"The charity launched Access for All in 2000 after it was contacted by large numbers of guide dog owners who told of humiliating and distressing experiences after being left stranded by cab drivers who refused to carry their dogs. Guide Dogs then contacted local authorities to ask them to use their licensing powers to require private hire vehicles to carry guide dogs.

"In 2000 there was no legislation preventing private hire drivers from refusing, on any grounds they choose, to carry guide dogs in their cars. One year on from the launch of this campaign, over 80 per cent of local councils became committed to ending discrimination against guide dog owners.

"Only two years later, and there was great news for guide dog owners who use private hire vehicles, otherwise known as minicabs. The Private Hire Vehicles (Carriage of Guide Dogs etc) Bill, which was tabled by Neil Gerrard MP and supported throughout by The Guide Dogs for the Blind Association, passed all its parliamentary stages.
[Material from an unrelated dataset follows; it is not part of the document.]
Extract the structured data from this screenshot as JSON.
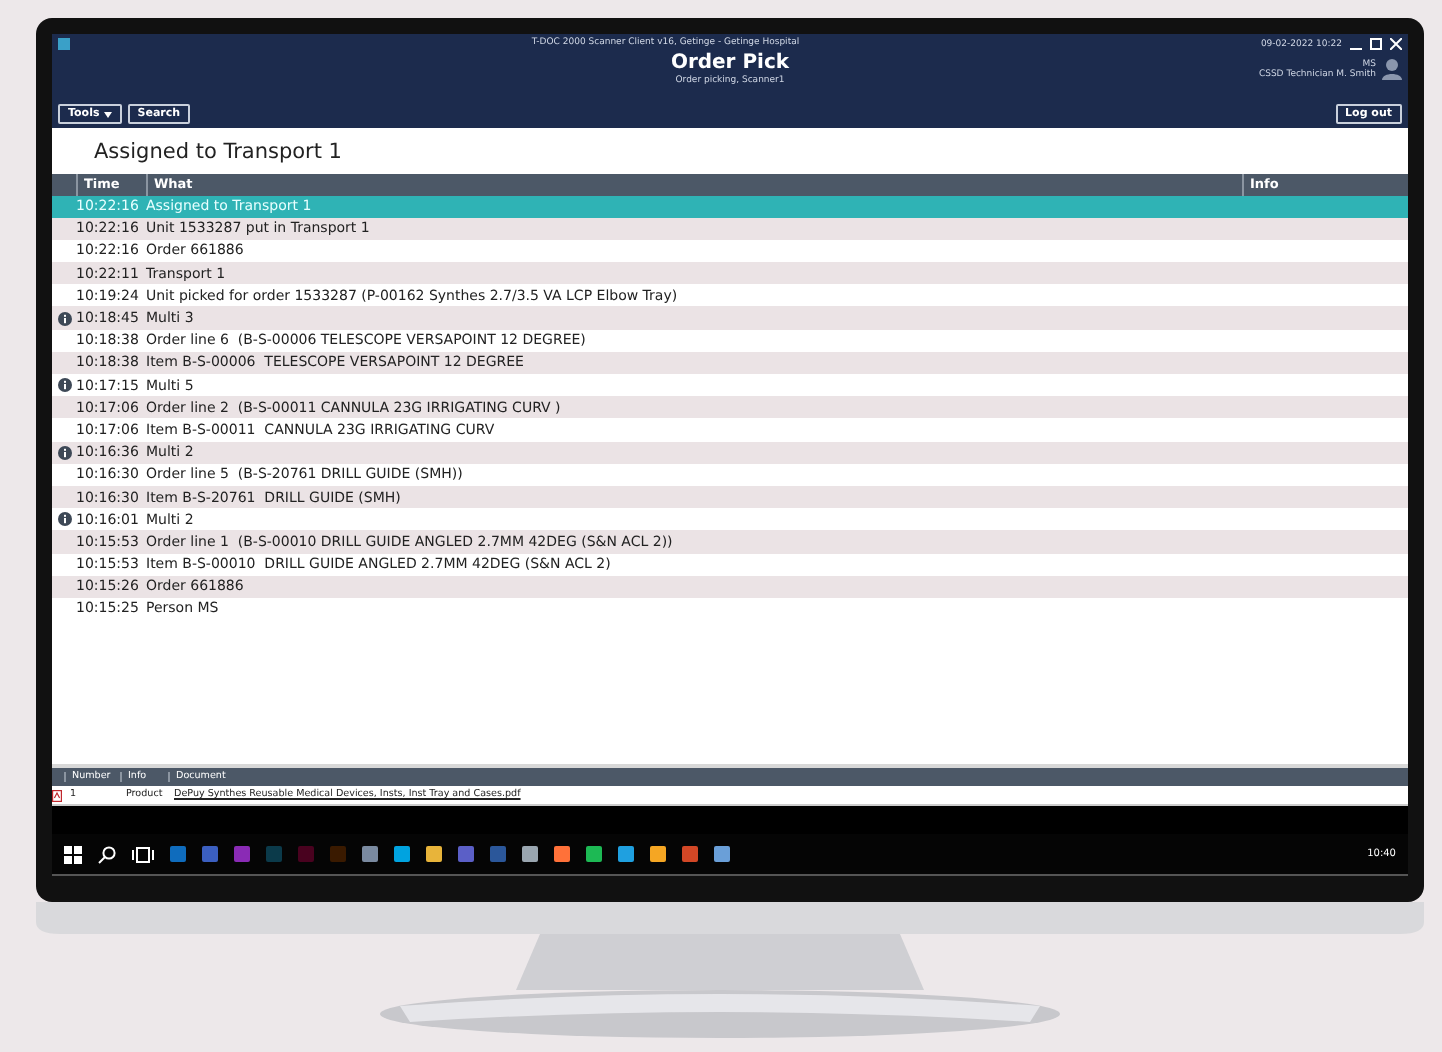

"The new law will extend the Disability Discrimination Act to make it illegal for minicab drivers to refuse to carry guide dog owners just because they are accompanied by their dogs. Medical exemptions will be available if drivers have a certificate from their GPs, as is the case for licensed taxi drivers, just three of whom have exemptions in the whole of the UK.

"The Bill has become Section 37a of the Disability Discrimination Act and came into force in March 2003.

"Guide Dogs recommends that wherever possible guide dogs owners should try and travel/book an estate car taxi. If this is not possible, the dog and owner should travel in the front of the taxi, and the dog should lie down in the footwell between the owner's legs. Because many cars are now fitted with passenger airbags, guide dogs should remain lying down throughout the journey.

For 'black cabs' in cities, the guide dog and owner should travel in the main passenger compartment and the dog should lie down for the journey."